> MATERIAL FOR THE TASK
- - - - -

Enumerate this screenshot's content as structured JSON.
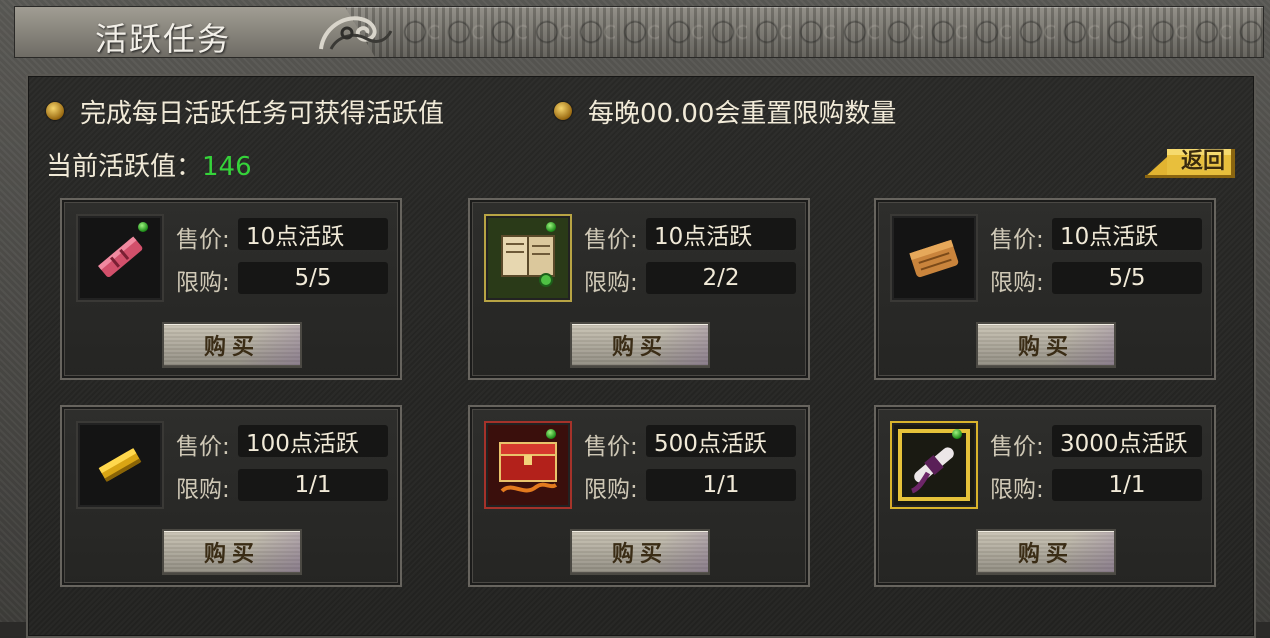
{
  "window": {
    "title": "活跃任务"
  },
  "notices": [
    "完成每日活跃任务可获得活跃值",
    "每晚00.00会重置限购数量"
  ],
  "current": {
    "label": "当前活跃值：",
    "value": "146"
  },
  "back_label": "返回",
  "labels": {
    "price": "售价:",
    "limit": "限购:",
    "buy": "购买"
  },
  "items": [
    {
      "icon": "red-scroll-icon",
      "price": "10点活跃",
      "limit": "5/5"
    },
    {
      "icon": "book-icon",
      "price": "10点活跃",
      "limit": "2/2"
    },
    {
      "icon": "paper-scroll-icon",
      "price": "10点活跃",
      "limit": "5/5"
    },
    {
      "icon": "gold-bar-icon",
      "price": "100点活跃",
      "limit": "1/1"
    },
    {
      "icon": "treasure-chest-icon",
      "price": "500点活跃",
      "limit": "1/1"
    },
    {
      "icon": "ribbon-scroll-icon",
      "price": "3000点活跃",
      "limit": "1/1"
    }
  ],
  "colors": {
    "active_value": "#35d33a",
    "accent_gold": "#e2b431"
  }
}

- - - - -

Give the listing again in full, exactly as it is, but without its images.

Enumerate this screenshot's content as structured JSON.
{
  "window": {
    "title": "活跃任务"
  },
  "notices": [
    "完成每日活跃任务可获得活跃值",
    "每晚00.00会重置限购数量"
  ],
  "current": {
    "label": "当前活跃值：",
    "value": "146"
  },
  "back_label": "返回",
  "labels": {
    "price": "售价:",
    "limit": "限购:",
    "buy": "购买"
  },
  "items": [
    {
      "icon": "red-scroll-icon",
      "price": "10点活跃",
      "limit": "5/5"
    },
    {
      "icon": "book-icon",
      "price": "10点活跃",
      "limit": "2/2"
    },
    {
      "icon": "paper-scroll-icon",
      "price": "10点活跃",
      "limit": "5/5"
    },
    {
      "icon": "gold-bar-icon",
      "price": "100点活跃",
      "limit": "1/1"
    },
    {
      "icon": "treasure-chest-icon",
      "price": "500点活跃",
      "limit": "1/1"
    },
    {
      "icon": "ribbon-scroll-icon",
      "price": "3000点活跃",
      "limit": "1/1"
    }
  ],
  "colors": {
    "active_value": "#35d33a",
    "accent_gold": "#e2b431"
  }
}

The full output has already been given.